Tooth abfractions may not be the most well-known oral health problem, but they are among the most common. In fact, it’s quite possible that you have tooth abfractions, yourself, and don’t even realize it. If you do, you are among the countless people who could benefit from diagnosis and a comprehensive restorative dentistry treatment plan. While tooth abfractions often start off as minor, they can lead to such serious problems as tooth loss if left untreated.
What are tooth abfractions exactly? They are notches that occur in the teeth at the gum line. There was a time when most dentists believed that tooth abfractions resulted from patients’ brushing their teeth with too much force. However, while overaggressive tooth brushing can cause problems such as enamel erosion, we now know that abfractions can be attributed to different causes altogether. In discussing dental damage and tooth abfractions with patients at his Houston, TX cosmetic, restorative, and general dentistry practice, Dr. Jon Marc Van Slate explains these causes in detail and helps to find solutions.
Tooth abfractions are not to be taken lightly as they can have serious oral consequences. We encourage you to take a step toward optimal dental health by scheduling your initial consultation with Dr. Van Slate today.
What Is the Cause of Tooth Abfractions?
Many factors can contribute to the worsening of tooth abfractions once structural damage has been done to the teeth. Plaque, poor oral hygiene, and even the overaggressive toothbrushing once thought to be the cause of tooth abfractions can all contribute to the further breakdown of the teeth. When the structure of a tooth is compromised, it becomes vulnerable to all types of damage.
However, there are now believed to be two primary causes of tooth abfractions:
- Teeth grinding: Clinically known as bruxism, chronic teeth grinding puts exceptional pressure on the teeth over time. While the teeth can withstand the forces of routine biting and chewing, the additional pressures of teeth grinding can cause the enamel that protects the teeth above the gum line and the cementum that protects the teeth below the gum line to become damaged.

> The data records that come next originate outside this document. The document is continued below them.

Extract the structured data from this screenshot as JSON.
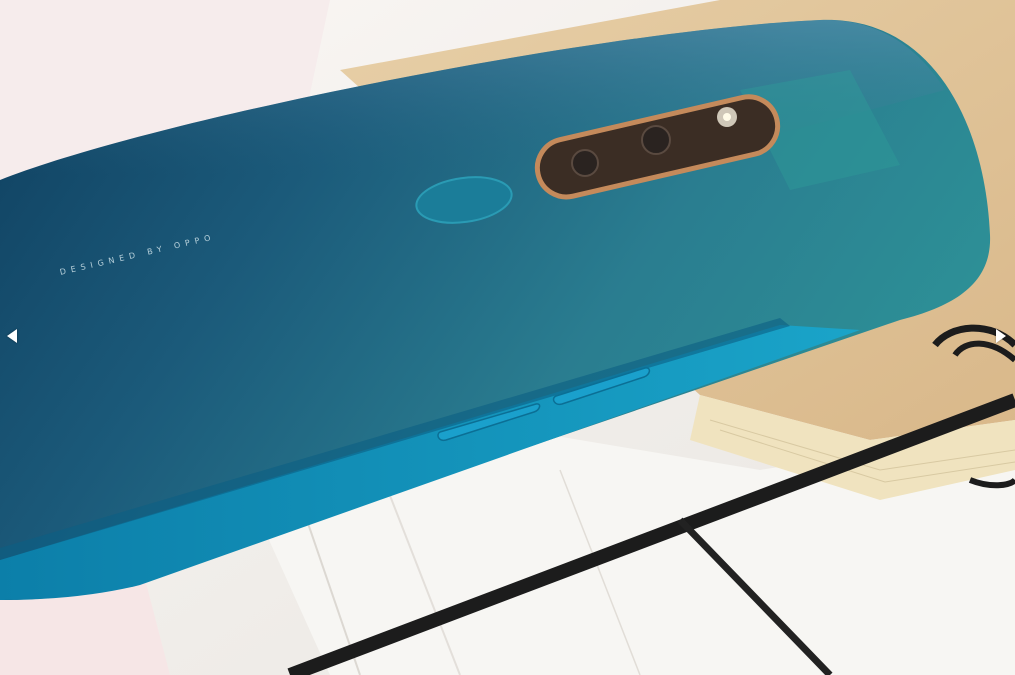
{
  "gallery": {
    "image_alt": "",
    "prev_label": "",
    "next_label": "",
    "phone": {
      "engraving": "DESIGNED BY OPPO",
      "body_color": "#1f6a86",
      "accent_color": "#1c9fc3",
      "camera_ring_color": "#c48a5b"
    }
  }
}
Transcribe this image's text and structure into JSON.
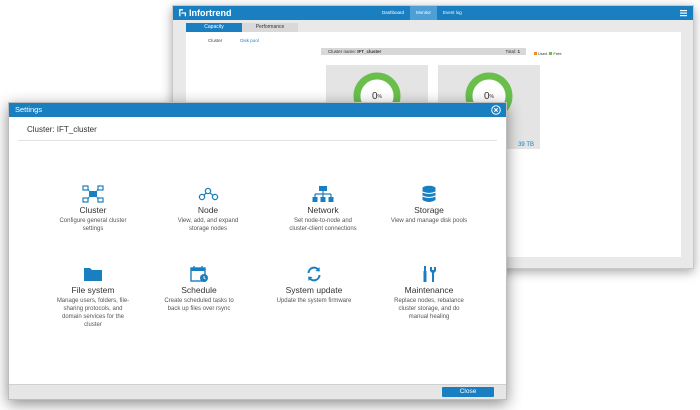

This can lead to the formation of notches in the more delicate dentin layer in the gum line. This dentin layer, which lies directly beneath the enamel, is highly porous and susceptible to damage.
- Malocclusion: Malocclusion, or a “bad” bite, refers to the condition in which the upper and lower teeth do not meet properly when the jaws are closed. Like teeth grinding, malocclusion puts tremendous pressure on the teeth, especially at the gum line. When a person bites and chews, this pressure causes the same breakdown of enamel over time that teeth grinding can, eventually leading to tooth abfractions.
Fortunately, tooth abfractions can be treated, usually with dental crowns. Dr. Van Slate can also treat the underlying problem, whether teeth grinding, malocclusion, or both, to ensure that no further damage is done to the teeth.
Learn More about Dental Damage and Tooth Abfractions
To learn more about dental damage and tooth abfractions, please contact our cosmetic, restorative, and general dentistry practice today.